- Dorsa Lofts
- MLS® #: 20018566
- 1015 Washington Avenue 707
- St Louis, MO 63101
- 3 Bed, 3 Bath
Don’t see one that matches your needs? Set up a Condo Alert for this building to be notified when a new listing hits the market.
Sitting squarely between 10th and 11th on the northside of Washington Avenue is Dorsa–– a building with nearly double the years of history as the St. Louis Arch. While today it may house a sushi restaurant on the first floor and lofts on the second floor and up, it once served as a national fashion icon for junior women’s clothing.
As aptly put by the Riverfront Times, “if Washington Avenue is a family reunion of stately Chicago School-style buildings, then Dorsa sticks out like a flamboyant Great Aunt.”
The Dorsa was designed by Eames & Young and built in 1899. At the time, it was just another red-brick warehouse, but in 1946 it was bought by the Dorsa Company who commissioned the architect Meyer Loomstein to give it a sexy makeover.
The results of that makeover are mostly intact today, with the most prominent being the emerald-colored tile facade on the front of the first two stories of the building and the brass abstract letters that spell “DORSA.” Amongst the other features built in the 1940s was the interior space of curvy walls, a windy staircase to the lower level, and an auditorium on the lower level–– all of which set the tone for a modern, cutting-edge fashion hub.
As body types began to transition from the plump, curvy Victorian-era woman to a slender, flat-chested flapper in the 1920s, fashion began to transition too. In 1929, a Kline’s manager in St. Louis by the name of Irving Sorger went looking for clothes to fit this body type but he came up short. So he consulted the fashion design students at Wash U to help him conceive the idea of “junior” size clothing.
From there, the junior women fashion industry in St. Louis took off. The number of women’s clothing manufacturers in St. Louis tripled between 1934 and 1939. Total sales went from $20 million to over $80 million. St. Louis was the city for women’s junior fashion at the time. In 1942, LIFE magazine declared that St. Louis gave “young US girls just the kind of dress they wanted.”
So it made perfect sense for the Dorsa Clothing Company to invest in a building four years later on Washington Ave–– a block that came to be known as the Garment District and was lined with the city’s premiere junior-size dress makers. This is when the building became the Dorsa and when Bessie Recht, the head of Wash U’s Design Department, first sketched the junior dresses for the Dorsa Clothing Company. Inside the auditorium, which still stands today, was a salon and a stage where fashion shows were held.
By the 1950s, St. Louis was number one for women’s fashion. So what happened to St. Louis’s booming fashion industry?

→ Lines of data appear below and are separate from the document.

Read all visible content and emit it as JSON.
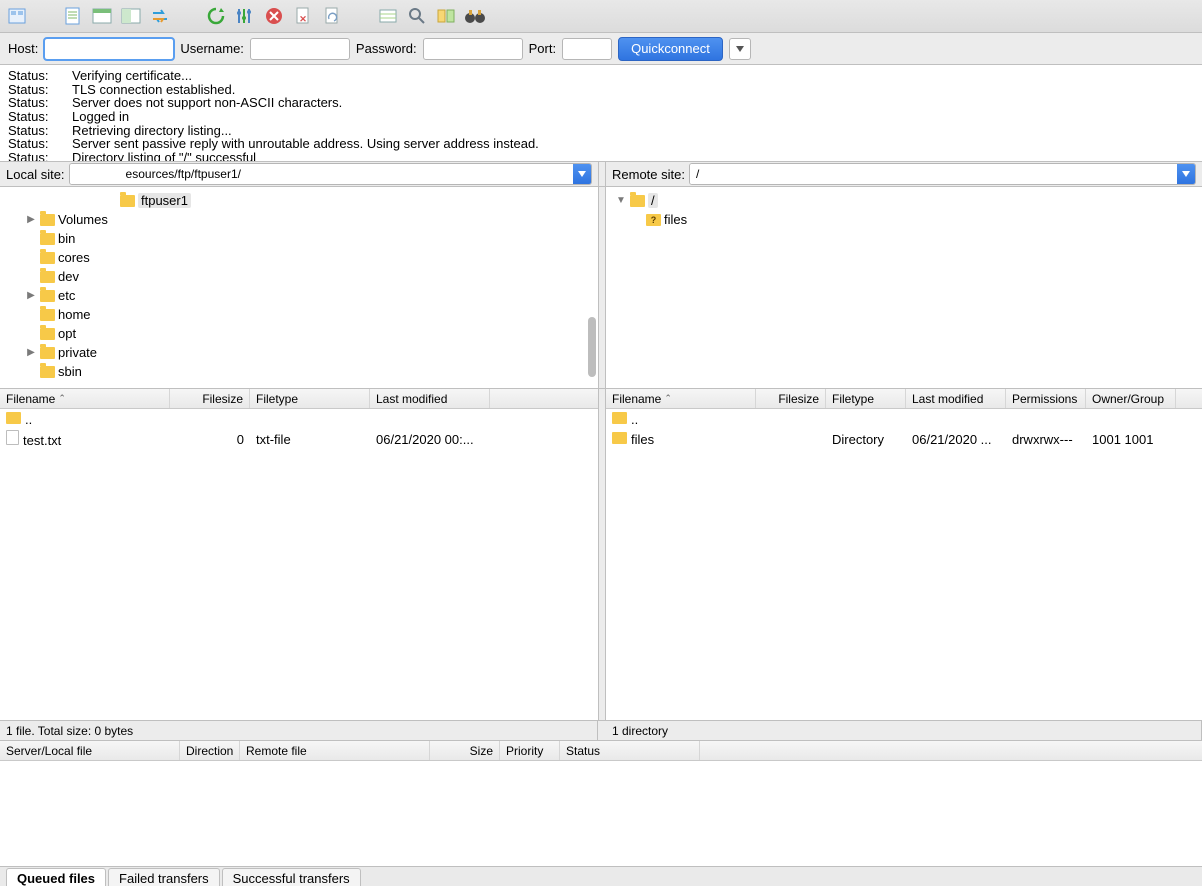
{
  "toolbar_icons": [
    "site-manager",
    "new-tab",
    "toggle-panel-1",
    "toggle-panel-2",
    "sync",
    "refresh",
    "filter",
    "cancel",
    "delete-file",
    "reconnect",
    "list-view",
    "search",
    "compare",
    "binoculars"
  ],
  "quickconnect": {
    "host_label": "Host:",
    "username_label": "Username:",
    "password_label": "Password:",
    "port_label": "Port:",
    "button": "Quickconnect",
    "host": "",
    "username": "",
    "password": "",
    "port": ""
  },
  "log": [
    {
      "label": "Status:",
      "msg": "Verifying certificate..."
    },
    {
      "label": "Status:",
      "msg": "TLS connection established."
    },
    {
      "label": "Status:",
      "msg": "Server does not support non-ASCII characters."
    },
    {
      "label": "Status:",
      "msg": "Logged in"
    },
    {
      "label": "Status:",
      "msg": "Retrieving directory listing..."
    },
    {
      "label": "Status:",
      "msg": "Server sent passive reply with unroutable address. Using server address instead."
    },
    {
      "label": "Status:",
      "msg": "Directory listing of \"/\" successful"
    }
  ],
  "local": {
    "label": "Local site:",
    "path": "               esources/ftp/ftpuser1/",
    "tree": [
      {
        "indent": 6,
        "disclosure": "",
        "name": "ftpuser1",
        "selected": true
      },
      {
        "indent": 1,
        "disclosure": "▶",
        "name": "Volumes"
      },
      {
        "indent": 1,
        "disclosure": "",
        "name": "bin"
      },
      {
        "indent": 1,
        "disclosure": "",
        "name": "cores"
      },
      {
        "indent": 1,
        "disclosure": "",
        "name": "dev"
      },
      {
        "indent": 1,
        "disclosure": "▶",
        "name": "etc"
      },
      {
        "indent": 1,
        "disclosure": "",
        "name": "home"
      },
      {
        "indent": 1,
        "disclosure": "",
        "name": "opt"
      },
      {
        "indent": 1,
        "disclosure": "▶",
        "name": "private"
      },
      {
        "indent": 1,
        "disclosure": "",
        "name": "sbin"
      }
    ],
    "cols": {
      "filename": "Filename",
      "filesize": "Filesize",
      "filetype": "Filetype",
      "modified": "Last modified"
    },
    "files": [
      {
        "icon": "folder",
        "name": "..",
        "size": "",
        "type": "",
        "modified": ""
      },
      {
        "icon": "file",
        "name": "test.txt",
        "size": "0",
        "type": "txt-file",
        "modified": "06/21/2020 00:..."
      }
    ],
    "status": "1 file. Total size: 0 bytes"
  },
  "remote": {
    "label": "Remote site:",
    "path": "/",
    "tree": [
      {
        "indent": 0,
        "disclosure": "▼",
        "name": "/",
        "selected": true,
        "icon": "folder"
      },
      {
        "indent": 1,
        "disclosure": "",
        "name": "files",
        "icon": "folder-q"
      }
    ],
    "cols": {
      "filename": "Filename",
      "filesize": "Filesize",
      "filetype": "Filetype",
      "modified": "Last modified",
      "perms": "Permissions",
      "owner": "Owner/Group"
    },
    "files": [
      {
        "icon": "folder",
        "name": "..",
        "size": "",
        "type": "",
        "modified": "",
        "perms": "",
        "owner": ""
      },
      {
        "icon": "folder",
        "name": "files",
        "size": "",
        "type": "Directory",
        "modified": "06/21/2020 ...",
        "perms": "drwxrwx---",
        "owner": "1001 1001"
      }
    ],
    "status": "1 directory"
  },
  "queue_cols": {
    "server": "Server/Local file",
    "direction": "Direction",
    "remote": "Remote file",
    "size": "Size",
    "priority": "Priority",
    "status": "Status"
  },
  "bottom_tabs": {
    "queued": "Queued files",
    "failed": "Failed transfers",
    "success": "Successful transfers"
  }
}
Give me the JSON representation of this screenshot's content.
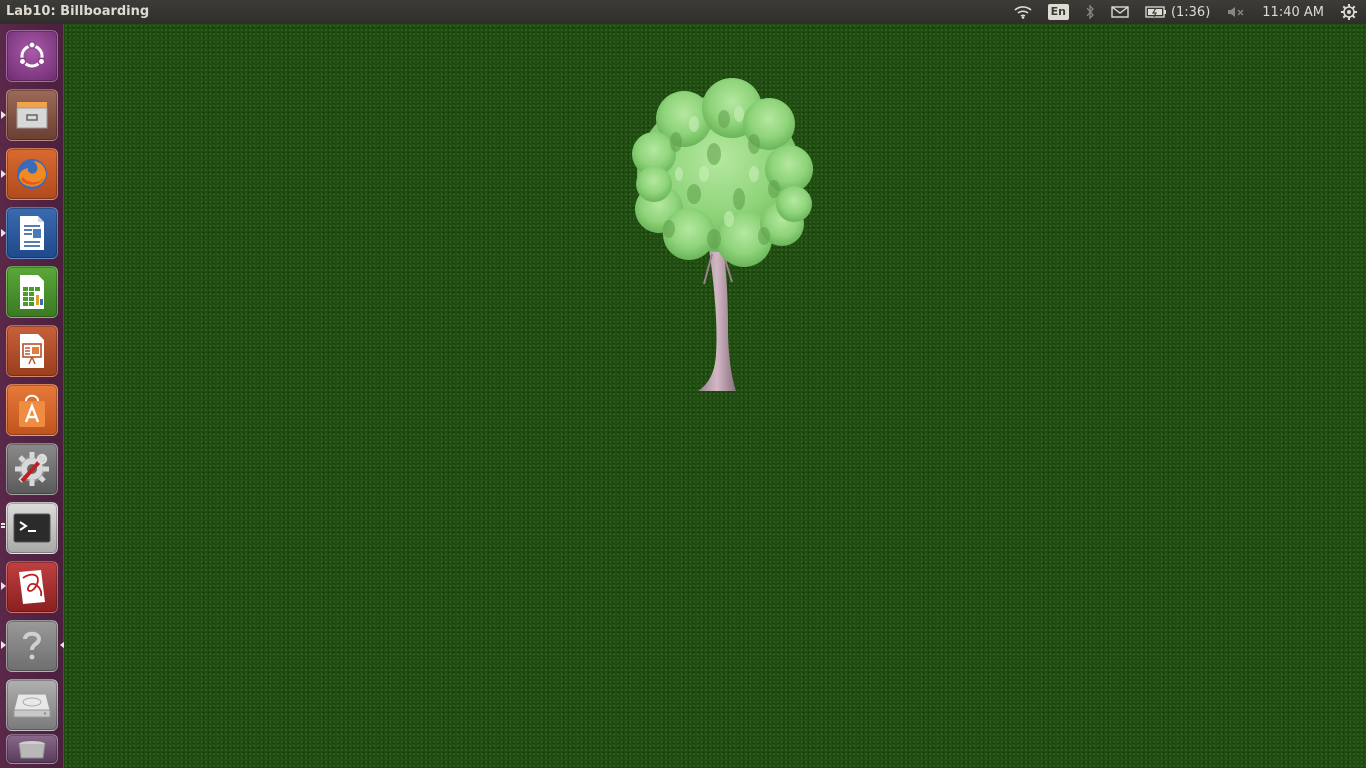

By the 1960s, not only were women beginning to wear pants rather than junior dresses, but a number of other factors challenged the St. Louis economy in a way that the Garment District simply couldn’t survive. Be it because of the non-unionized workforce building competing industries outside St. Louis or because technology was beginning to change the fashion industry in a way St. Louis couldn’t keep up, the city soon lost its influence in fashion.
So the Dorsa Company was no more and the building became vacant all the way until the early 2000s. It sat on Washington Ave dilapidating for nearly 40 years before it was finally bought and redeveloped.
By the mid-2000s, Pyramid Development had renovations underway of 52 lofts across the top seven floors of the Dorsa building. Each loft reveals remnants of the old building with exposed brick, operable warehouse windows, and concrete floors.
These gorgeous lofts nearly never have vacancies and tend to sell at market price or above. And after a quick look around the lofts, the building, and Washington Avenue, it’s not surprise why. This building not only charms with its history and significance in Downtown St. Louis, but with the architecture and fusion of the old with the new.
Though it may have sat vacant for 40 years after what many would call the highlight of the building’s history, the future for Dorsa is looking up. Plans are currently underway to revitalize St. Louis’s Garment District thanks to the St. Louis Fashion Fund. With $100,000 invested in the long-term project, could the Dorsa again be restored as a place for fashion? Only time will tell!